__What the exercise asks__:
Only an exact copy of the entries will serve as the answer.

__Records__:

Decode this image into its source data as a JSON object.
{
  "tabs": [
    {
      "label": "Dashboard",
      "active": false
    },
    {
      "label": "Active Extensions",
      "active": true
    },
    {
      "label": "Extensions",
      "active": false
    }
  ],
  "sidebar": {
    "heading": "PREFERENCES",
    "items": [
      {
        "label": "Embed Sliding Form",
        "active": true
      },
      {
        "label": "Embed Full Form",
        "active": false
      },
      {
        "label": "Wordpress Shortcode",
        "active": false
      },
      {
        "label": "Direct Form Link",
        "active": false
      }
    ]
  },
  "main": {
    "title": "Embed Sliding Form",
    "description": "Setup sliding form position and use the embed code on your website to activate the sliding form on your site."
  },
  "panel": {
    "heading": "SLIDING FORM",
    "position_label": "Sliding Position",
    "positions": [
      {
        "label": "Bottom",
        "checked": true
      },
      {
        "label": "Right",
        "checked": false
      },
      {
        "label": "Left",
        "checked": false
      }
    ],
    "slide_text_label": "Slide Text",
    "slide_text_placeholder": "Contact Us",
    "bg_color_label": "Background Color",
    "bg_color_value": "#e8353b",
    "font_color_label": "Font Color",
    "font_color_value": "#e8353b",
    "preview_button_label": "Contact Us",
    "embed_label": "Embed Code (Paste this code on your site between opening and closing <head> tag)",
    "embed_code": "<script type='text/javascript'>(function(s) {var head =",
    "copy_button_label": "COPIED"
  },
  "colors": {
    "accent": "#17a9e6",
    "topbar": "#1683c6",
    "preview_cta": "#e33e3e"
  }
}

__Task result__:
Decode this image into its source data as a JSON object.
{
  "tabs": [
    {
      "label": "Dashboard",
      "active": false
    },
    {
      "label": "Active Extensions",
      "active": true
    },
    {
      "label": "Extensions",
      "active": false
    }
  ],
  "sidebar": {
    "heading": "PREFERENCES",
    "items": [
      {
        "label": "Embed Sliding Form",
        "active": true
      },
      {
        "label": "Embed Full Form",
        "active": false
      },
      {
        "label": "Wordpress Shortcode",
        "active": false
      },
      {
        "label": "Direct Form Link",
        "active": false
      }
    ]
  },
  "main": {
    "title": "Embed Sliding Form",
    "description": "Setup sliding form position and use the embed code on your website to activate the sliding form on your site."
  },
  "panel": {
    "heading": "SLIDING FORM",
    "position_label": "Sliding Position",
    "positions": [
      {
        "label": "Bottom",
        "checked": true
      },
      {
        "label": "Right",
        "checked": false
      },
      {
        "label": "Left",
        "checked": false
      }
    ],
    "slide_text_label": "Slide Text",
    "slide_text_placeholder": "Contact Us",
    "bg_color_label": "Background Color",
    "bg_color_value": "#e8353b",
    "font_color_label": "Font Color",
    "font_color_value": "#e8353b",
    "preview_button_label": "Contact Us",
    "embed_label": "Embed Code (Paste this code on your site between opening and closing <head> tag)",
    "embed_code": "<script type='text/javascript'>(function(s) {var head =",
    "copy_button_label": "COPIED"
  },
  "colors": {
    "accent": "#17a9e6",
    "topbar": "#1683c6",
    "preview_cta": "#e33e3e"
  }
}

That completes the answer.